> [What is required] Find how many lines of the listing below include the word "https", then report the number by itself.
=== Begin Enclosure ===
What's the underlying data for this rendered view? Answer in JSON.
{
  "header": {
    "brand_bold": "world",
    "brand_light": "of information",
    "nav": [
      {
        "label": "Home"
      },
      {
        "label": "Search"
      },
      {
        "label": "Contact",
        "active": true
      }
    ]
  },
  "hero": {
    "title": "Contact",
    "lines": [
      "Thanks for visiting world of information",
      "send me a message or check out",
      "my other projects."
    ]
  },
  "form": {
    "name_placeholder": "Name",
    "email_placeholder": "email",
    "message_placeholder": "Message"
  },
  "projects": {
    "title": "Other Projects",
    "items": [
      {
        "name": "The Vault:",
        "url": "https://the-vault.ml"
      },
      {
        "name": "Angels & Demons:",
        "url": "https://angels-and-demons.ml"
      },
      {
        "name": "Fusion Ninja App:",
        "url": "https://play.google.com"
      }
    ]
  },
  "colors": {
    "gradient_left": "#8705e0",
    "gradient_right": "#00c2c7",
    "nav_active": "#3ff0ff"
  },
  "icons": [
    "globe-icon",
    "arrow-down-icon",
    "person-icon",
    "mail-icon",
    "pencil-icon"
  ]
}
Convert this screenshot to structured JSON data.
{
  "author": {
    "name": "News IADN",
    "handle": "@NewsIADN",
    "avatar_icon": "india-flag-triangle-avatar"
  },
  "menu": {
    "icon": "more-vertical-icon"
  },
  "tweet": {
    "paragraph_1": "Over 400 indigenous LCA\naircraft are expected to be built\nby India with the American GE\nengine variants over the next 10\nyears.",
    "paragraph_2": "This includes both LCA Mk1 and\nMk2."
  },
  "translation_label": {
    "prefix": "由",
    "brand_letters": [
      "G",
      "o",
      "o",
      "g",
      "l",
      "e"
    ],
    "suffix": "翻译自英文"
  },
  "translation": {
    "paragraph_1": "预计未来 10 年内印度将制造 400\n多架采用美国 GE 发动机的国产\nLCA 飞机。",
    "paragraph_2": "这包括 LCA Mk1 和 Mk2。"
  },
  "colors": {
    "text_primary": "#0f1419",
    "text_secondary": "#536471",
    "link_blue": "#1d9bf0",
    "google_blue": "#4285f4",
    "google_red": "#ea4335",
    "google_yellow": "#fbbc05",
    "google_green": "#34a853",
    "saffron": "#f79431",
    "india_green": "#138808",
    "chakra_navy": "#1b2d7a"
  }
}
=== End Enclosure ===
> [Solution to this task] 3